Did you hear about the man who opened his high-tech hotel door with a piece of cheese? No, not the start of a joke, but a real situation that was created to demonstrate that RFID (Radio Frequency Identification) technology is vulnerable—in fact, very vulnerable—to information theft and cloning. This is particularly worrisome, because this technology is being looked at for future biometric passport applications.
But, first, let’s get back to the hotel door. It’s now known that RFID tags are very easy to read/write and to clone. So, the researcher in this case bought some RFID-tagged cheese, cloned his hotel keycard RFID tag, wrote the data to the cheese tag, and used the cheese tag to gain entry to his hotel room. Okay, so RFID cards are being hailed as the great hotel keycard. You get into you room reliably, it automates certain room charges like the minibar, controls access to the room safe, and it is durable.
But there are some big “buts” in there. Most RFID cards use data encryption. One major problem is that encryption consumes power, and the only power supply to a passive card is from the querying signal picked up using a loop antenna in the card. Consequently, this very low power level means weak encryption, which means weak security.
Now back to the business of biometric passports. Using this type of passport will require the holder to have their retina scanned while holding their passport in front of a reader. If both sets of data match, then the holder is clear to pass. However, anyone passing near to the RFID-based passport could, in theory, steal the information from the passport, or corrupt it, or possibly change it, causing the holder to fail the passport test.
Can this be done? Yes it can. A very good demonstration by U.K.-based SecureTest, a provider of penetration testing services for IP networks, recently proved it. Even worse, long-range scanning is technically possible as well.

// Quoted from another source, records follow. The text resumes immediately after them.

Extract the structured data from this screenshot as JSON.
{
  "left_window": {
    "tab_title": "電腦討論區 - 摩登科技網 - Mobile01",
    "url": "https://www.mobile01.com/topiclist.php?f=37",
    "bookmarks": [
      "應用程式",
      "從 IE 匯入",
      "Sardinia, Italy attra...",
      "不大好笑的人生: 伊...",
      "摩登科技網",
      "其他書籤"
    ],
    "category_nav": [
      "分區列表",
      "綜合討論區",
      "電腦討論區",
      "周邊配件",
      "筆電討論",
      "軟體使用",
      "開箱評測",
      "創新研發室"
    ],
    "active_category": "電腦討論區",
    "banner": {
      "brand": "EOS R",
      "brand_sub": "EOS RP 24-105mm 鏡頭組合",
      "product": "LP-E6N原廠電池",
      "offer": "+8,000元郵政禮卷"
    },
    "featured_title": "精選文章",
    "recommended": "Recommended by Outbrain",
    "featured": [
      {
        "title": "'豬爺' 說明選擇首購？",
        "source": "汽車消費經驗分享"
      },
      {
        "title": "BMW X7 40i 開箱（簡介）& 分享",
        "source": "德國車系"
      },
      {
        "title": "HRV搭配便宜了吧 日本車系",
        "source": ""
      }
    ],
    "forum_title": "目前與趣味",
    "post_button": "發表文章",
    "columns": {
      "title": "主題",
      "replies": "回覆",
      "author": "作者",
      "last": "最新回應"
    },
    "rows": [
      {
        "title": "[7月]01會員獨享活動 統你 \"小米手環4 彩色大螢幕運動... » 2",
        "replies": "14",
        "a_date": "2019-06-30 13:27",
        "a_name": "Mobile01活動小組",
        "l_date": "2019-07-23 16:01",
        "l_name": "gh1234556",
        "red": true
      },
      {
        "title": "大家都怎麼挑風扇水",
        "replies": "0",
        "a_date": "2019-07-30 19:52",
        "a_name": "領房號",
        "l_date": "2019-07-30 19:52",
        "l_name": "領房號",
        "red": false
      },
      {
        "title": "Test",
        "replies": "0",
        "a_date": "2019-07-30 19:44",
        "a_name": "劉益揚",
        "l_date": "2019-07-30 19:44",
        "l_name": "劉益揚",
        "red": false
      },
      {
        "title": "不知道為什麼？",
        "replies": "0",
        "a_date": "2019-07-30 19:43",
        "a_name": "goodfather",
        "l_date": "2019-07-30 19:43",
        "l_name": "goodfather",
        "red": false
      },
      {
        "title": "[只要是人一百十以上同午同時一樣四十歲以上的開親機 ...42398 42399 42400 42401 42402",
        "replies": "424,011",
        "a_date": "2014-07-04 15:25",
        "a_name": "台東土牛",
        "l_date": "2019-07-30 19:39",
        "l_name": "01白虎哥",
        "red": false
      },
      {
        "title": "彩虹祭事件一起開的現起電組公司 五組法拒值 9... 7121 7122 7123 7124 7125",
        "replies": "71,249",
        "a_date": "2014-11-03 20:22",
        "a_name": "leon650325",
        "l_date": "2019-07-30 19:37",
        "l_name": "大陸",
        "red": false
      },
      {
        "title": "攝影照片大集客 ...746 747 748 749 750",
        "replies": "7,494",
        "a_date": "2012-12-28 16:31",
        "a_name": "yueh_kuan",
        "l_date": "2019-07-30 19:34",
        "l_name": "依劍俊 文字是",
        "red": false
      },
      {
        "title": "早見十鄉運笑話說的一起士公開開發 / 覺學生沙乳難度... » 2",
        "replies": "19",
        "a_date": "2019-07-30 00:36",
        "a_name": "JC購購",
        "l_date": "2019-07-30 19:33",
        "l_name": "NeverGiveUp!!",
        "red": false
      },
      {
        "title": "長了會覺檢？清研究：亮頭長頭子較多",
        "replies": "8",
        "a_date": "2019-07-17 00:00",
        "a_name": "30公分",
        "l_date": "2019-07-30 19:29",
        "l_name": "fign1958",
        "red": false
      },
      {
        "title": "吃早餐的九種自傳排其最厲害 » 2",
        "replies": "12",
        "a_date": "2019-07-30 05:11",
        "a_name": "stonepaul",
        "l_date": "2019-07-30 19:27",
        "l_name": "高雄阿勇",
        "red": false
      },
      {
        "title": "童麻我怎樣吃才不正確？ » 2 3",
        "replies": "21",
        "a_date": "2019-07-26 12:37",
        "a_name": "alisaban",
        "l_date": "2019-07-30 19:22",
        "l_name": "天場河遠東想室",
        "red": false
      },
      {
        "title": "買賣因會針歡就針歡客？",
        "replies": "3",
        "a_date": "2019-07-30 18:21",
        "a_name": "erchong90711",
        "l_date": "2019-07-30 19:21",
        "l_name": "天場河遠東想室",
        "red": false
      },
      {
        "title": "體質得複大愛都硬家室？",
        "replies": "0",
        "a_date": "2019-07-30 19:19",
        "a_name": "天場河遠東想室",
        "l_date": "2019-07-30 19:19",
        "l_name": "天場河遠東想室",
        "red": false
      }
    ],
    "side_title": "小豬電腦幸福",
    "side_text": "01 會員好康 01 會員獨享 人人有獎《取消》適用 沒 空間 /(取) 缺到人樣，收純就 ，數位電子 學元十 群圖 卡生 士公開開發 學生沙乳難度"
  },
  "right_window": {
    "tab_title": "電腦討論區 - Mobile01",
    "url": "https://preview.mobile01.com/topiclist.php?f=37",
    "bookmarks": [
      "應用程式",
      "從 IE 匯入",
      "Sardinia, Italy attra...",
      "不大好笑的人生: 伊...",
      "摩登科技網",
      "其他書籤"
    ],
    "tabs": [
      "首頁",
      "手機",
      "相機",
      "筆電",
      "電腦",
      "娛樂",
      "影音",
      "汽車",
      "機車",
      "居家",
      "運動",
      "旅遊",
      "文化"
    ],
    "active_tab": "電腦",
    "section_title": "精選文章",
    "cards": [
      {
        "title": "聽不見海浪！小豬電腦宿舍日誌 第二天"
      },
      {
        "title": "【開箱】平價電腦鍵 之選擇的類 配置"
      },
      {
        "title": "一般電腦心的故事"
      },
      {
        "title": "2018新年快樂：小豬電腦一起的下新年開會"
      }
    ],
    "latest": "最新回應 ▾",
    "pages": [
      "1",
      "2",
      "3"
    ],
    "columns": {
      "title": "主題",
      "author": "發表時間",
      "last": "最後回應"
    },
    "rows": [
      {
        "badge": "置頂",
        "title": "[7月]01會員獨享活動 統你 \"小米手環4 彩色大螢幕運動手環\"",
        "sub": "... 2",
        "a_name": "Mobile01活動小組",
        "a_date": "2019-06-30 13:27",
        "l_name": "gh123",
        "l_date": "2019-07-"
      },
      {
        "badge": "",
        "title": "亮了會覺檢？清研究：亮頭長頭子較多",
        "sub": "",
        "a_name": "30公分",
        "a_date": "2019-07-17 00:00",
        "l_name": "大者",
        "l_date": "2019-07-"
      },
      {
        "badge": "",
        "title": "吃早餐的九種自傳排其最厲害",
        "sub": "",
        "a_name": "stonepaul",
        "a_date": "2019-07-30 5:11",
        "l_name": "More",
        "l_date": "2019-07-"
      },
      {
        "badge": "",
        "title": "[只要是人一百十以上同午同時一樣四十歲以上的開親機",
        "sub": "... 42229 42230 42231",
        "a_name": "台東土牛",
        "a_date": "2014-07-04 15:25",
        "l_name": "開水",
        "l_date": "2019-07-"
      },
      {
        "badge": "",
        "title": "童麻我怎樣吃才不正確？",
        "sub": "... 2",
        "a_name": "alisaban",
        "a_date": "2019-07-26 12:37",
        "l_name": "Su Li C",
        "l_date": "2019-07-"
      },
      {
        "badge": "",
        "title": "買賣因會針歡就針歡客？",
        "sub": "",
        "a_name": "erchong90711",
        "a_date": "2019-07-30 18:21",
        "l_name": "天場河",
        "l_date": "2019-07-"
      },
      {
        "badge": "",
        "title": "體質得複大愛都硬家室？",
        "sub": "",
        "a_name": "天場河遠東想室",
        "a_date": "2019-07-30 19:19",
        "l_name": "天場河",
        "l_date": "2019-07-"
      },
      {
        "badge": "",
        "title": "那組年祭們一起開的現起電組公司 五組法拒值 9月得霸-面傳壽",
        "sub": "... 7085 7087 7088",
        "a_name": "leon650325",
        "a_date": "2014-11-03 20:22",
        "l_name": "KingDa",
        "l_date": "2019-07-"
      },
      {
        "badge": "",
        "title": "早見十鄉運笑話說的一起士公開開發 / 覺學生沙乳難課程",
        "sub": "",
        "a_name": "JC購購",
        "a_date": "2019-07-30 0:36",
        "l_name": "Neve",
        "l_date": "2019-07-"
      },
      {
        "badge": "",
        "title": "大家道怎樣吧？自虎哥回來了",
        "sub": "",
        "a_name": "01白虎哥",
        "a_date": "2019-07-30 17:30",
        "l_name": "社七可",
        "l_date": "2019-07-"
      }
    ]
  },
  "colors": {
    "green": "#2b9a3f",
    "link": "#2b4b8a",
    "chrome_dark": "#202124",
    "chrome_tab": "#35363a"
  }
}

So what’s to be done? In an age where there’s increasing concern about personal data security, one simple solution to RFID data theft lies in the kitchen cupboard—namely, tin foil. By simply wrapping an RFID card or passport in tin foil renders it impervious to any fraudulent reading and scanning. Not necessarily the most convenient or elegant method of data security, but one that works. Remember, though, to be very careful with this form of passport security when walking through airport security arches. Otherwise, it could turn into a rather alarming experience.